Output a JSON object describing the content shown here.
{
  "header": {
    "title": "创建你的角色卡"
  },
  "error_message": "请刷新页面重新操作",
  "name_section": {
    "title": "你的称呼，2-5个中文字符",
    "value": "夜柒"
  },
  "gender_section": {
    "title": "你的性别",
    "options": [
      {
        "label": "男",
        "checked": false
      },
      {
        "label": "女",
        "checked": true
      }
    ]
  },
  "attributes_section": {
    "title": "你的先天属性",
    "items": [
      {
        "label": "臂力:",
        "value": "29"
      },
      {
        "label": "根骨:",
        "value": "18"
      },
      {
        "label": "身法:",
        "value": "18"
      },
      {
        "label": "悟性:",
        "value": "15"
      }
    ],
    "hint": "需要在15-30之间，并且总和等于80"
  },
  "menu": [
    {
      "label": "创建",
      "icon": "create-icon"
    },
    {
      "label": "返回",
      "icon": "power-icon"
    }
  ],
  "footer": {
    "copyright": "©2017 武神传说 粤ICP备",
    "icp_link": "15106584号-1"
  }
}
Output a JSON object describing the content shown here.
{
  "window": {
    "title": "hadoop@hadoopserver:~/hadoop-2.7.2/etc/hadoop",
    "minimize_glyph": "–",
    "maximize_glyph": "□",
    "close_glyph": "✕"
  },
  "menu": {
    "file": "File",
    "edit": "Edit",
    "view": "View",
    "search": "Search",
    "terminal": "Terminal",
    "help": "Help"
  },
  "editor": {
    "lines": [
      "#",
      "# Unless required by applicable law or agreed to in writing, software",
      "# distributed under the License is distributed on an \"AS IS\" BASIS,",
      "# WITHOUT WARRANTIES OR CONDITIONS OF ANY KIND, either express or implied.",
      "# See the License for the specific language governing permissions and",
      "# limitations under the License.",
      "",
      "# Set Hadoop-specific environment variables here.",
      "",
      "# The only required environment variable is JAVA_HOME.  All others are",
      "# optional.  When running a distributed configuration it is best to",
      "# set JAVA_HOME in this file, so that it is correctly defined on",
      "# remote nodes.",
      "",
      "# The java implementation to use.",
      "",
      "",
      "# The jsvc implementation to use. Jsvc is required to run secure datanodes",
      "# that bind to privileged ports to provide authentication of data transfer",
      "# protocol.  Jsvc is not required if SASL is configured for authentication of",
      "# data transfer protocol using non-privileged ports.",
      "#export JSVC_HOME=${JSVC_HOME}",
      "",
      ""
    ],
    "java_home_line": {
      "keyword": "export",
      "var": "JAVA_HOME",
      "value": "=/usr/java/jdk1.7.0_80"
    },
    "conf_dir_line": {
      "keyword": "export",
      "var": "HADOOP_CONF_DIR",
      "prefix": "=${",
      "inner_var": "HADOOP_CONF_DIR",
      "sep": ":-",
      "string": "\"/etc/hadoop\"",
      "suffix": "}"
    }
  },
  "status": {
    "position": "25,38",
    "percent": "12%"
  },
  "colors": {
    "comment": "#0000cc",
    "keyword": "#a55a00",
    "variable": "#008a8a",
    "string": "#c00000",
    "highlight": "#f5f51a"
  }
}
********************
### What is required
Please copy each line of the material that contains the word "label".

### Solution to this problem
        "label": "男",
        "label": "女",
        "label": "臂力:",
        "label": "根骨:",
        "label": "身法:",
        "label": "悟性:",
      "label": "创建",
      "label": "返回",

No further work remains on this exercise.